• Aim of the task: Check each line of the records below and collect those that include the word "apply".

Data records for software interfaces:
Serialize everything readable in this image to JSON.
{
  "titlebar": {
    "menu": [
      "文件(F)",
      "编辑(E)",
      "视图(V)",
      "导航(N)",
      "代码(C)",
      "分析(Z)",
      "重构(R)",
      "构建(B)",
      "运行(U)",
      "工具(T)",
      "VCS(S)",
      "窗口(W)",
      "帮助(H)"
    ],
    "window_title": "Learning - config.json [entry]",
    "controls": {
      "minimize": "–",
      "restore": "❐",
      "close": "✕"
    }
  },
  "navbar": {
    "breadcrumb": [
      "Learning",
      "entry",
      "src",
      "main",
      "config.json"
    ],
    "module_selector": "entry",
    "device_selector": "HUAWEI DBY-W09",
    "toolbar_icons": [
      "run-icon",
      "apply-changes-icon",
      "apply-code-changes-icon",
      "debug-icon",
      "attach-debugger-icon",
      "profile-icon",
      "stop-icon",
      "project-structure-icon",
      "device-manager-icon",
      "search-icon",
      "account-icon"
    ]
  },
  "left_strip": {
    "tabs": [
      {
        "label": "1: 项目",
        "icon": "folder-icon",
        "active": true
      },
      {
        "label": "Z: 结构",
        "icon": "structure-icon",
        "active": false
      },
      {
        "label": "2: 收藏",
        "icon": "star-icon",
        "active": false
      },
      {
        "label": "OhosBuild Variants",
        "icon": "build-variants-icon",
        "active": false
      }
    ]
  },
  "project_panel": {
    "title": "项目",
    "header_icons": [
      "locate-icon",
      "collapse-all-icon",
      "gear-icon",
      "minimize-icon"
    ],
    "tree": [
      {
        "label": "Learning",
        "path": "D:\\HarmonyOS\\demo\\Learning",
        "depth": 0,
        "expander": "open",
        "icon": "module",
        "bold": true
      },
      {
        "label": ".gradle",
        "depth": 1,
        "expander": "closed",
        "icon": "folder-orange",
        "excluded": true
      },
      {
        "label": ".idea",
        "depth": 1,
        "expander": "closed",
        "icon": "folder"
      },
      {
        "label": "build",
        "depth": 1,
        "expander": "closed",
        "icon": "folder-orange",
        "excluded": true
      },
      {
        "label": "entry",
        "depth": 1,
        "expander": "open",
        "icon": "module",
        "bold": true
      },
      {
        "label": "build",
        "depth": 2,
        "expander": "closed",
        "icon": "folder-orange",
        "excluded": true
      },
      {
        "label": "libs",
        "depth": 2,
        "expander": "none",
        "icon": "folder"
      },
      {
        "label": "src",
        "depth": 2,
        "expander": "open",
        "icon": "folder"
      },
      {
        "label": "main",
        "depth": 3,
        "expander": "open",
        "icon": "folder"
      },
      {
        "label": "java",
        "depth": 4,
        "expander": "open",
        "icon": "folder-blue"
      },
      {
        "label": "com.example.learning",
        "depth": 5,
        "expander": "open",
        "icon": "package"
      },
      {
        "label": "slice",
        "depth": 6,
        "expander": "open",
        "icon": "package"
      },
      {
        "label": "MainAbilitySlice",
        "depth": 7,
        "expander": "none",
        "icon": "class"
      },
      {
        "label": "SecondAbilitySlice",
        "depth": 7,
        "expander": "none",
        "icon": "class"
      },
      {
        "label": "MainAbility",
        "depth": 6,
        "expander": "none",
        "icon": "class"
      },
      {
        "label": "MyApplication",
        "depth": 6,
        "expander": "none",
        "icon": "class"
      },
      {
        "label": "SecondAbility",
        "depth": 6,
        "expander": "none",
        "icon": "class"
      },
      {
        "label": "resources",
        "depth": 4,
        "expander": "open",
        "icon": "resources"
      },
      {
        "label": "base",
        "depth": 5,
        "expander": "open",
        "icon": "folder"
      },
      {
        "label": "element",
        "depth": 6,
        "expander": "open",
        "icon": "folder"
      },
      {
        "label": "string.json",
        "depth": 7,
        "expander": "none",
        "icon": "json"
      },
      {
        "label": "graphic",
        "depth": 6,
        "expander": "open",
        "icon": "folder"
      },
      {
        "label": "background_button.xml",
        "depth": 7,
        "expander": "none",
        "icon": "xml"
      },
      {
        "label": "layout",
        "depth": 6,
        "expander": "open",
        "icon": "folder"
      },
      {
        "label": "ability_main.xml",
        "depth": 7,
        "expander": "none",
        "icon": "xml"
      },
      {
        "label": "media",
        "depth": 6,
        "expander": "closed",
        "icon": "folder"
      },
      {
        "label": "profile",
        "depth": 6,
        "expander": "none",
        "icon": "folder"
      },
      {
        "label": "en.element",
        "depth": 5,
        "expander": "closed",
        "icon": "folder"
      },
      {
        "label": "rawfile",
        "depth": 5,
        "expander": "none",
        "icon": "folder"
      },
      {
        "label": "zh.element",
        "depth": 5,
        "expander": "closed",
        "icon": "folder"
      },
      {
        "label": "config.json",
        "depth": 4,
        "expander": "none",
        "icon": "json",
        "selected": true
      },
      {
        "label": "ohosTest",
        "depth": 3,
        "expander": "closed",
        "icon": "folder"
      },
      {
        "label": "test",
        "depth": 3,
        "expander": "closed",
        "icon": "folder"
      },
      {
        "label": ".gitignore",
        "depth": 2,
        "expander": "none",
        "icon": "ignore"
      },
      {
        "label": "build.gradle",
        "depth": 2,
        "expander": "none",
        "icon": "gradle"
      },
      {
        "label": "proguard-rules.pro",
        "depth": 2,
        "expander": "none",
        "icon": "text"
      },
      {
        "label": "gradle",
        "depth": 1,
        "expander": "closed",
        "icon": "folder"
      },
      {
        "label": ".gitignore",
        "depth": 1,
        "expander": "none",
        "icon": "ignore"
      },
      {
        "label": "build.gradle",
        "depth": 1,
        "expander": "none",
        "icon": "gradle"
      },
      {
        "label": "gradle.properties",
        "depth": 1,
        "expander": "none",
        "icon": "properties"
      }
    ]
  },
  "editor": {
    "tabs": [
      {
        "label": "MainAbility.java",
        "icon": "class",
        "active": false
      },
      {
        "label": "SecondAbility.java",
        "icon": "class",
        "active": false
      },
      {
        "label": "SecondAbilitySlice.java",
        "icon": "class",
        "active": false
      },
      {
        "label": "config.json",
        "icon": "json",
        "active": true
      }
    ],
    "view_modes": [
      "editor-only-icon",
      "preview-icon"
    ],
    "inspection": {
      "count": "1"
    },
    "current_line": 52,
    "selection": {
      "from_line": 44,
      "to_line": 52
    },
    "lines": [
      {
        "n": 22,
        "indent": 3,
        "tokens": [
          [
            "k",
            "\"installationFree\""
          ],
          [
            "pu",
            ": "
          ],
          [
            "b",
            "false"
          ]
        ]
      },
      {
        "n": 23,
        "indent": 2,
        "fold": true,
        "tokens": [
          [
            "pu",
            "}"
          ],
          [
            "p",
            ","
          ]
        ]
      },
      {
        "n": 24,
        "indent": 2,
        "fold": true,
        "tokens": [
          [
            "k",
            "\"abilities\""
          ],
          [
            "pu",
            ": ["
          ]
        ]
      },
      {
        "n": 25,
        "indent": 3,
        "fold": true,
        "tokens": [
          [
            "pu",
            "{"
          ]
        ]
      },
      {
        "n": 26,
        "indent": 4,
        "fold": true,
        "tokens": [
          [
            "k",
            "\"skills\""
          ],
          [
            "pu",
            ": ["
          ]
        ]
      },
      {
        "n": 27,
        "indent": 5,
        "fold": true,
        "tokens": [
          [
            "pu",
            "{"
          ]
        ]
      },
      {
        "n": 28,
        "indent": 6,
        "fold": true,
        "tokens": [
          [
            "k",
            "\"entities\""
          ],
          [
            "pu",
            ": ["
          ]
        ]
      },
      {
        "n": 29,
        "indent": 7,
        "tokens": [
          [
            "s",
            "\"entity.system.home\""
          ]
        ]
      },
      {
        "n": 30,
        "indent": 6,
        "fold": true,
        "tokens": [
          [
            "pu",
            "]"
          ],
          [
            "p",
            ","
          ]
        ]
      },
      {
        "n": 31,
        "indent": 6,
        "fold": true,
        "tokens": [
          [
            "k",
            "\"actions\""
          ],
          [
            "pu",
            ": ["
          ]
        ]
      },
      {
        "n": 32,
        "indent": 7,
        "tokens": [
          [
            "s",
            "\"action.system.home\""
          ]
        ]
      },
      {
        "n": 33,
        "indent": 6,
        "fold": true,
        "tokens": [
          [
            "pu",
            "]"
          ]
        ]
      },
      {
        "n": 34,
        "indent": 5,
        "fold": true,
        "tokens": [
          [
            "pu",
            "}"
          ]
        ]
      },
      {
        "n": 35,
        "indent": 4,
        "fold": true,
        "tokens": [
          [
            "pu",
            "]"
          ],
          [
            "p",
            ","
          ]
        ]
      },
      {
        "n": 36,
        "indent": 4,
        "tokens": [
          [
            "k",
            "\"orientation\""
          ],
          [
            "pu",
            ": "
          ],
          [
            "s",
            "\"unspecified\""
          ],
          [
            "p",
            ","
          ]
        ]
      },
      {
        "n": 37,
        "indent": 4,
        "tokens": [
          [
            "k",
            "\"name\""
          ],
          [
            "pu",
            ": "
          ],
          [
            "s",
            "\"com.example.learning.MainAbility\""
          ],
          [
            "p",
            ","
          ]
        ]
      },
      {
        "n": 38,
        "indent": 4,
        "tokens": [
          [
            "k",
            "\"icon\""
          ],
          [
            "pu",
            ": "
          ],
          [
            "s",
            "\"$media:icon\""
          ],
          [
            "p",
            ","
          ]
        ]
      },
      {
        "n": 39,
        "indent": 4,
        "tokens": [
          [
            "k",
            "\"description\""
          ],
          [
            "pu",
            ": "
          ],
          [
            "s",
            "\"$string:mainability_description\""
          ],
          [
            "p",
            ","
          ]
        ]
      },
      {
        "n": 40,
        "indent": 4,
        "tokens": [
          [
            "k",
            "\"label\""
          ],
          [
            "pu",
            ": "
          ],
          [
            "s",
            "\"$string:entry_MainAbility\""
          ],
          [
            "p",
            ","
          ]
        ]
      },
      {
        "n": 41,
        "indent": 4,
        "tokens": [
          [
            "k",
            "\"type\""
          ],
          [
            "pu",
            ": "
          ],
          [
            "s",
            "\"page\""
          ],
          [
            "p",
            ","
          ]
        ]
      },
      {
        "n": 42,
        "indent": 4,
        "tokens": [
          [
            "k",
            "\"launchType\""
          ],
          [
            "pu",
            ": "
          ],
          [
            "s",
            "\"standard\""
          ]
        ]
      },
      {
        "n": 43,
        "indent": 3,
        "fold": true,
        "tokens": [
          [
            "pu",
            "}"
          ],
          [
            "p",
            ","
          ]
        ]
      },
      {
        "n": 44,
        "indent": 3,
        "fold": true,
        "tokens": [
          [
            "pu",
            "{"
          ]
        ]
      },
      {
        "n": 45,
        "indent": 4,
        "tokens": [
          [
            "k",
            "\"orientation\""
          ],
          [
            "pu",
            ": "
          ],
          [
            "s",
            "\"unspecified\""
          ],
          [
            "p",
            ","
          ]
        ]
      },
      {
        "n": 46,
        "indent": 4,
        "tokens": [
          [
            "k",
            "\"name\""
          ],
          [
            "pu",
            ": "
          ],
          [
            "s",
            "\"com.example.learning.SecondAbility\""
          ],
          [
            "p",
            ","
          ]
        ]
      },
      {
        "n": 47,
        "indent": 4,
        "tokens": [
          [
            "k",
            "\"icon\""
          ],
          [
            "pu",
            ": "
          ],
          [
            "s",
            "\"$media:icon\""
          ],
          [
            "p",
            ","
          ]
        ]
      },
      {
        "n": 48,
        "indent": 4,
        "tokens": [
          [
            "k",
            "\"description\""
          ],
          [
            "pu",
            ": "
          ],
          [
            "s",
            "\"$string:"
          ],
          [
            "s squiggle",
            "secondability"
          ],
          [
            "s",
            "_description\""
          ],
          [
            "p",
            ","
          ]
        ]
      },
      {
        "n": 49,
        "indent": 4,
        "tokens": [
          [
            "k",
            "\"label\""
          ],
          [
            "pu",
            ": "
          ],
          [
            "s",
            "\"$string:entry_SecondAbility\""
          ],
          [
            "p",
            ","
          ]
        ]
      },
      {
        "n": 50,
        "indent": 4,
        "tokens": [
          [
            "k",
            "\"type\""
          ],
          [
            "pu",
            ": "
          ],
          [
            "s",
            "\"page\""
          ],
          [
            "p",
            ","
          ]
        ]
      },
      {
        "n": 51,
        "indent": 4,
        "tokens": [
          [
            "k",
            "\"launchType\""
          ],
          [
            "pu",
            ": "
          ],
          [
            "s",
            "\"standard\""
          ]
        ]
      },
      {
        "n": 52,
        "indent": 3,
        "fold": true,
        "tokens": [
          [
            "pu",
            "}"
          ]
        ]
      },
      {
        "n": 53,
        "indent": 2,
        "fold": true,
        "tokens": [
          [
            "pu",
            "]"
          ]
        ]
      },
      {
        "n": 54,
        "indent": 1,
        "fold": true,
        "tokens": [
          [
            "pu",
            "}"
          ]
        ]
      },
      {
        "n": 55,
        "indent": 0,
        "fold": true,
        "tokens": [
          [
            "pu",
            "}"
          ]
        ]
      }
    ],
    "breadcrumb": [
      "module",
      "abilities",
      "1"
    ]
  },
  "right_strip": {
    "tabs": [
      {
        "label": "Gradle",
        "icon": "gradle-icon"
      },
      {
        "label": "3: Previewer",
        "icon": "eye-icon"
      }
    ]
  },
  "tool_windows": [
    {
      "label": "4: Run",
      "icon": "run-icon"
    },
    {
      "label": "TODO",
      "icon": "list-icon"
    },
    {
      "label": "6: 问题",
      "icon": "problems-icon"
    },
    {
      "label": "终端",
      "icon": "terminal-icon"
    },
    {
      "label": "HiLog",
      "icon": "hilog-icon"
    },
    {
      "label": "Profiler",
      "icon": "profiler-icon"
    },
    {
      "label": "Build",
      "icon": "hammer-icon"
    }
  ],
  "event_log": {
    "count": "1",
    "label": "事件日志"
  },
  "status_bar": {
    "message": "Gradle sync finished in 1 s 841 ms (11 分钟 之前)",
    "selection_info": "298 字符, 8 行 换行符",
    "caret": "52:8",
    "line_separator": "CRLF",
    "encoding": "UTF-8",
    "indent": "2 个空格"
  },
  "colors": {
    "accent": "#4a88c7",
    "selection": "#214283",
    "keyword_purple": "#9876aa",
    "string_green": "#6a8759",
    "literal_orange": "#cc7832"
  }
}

• Result:
      "apply-changes-icon",
      "apply-code-changes-icon",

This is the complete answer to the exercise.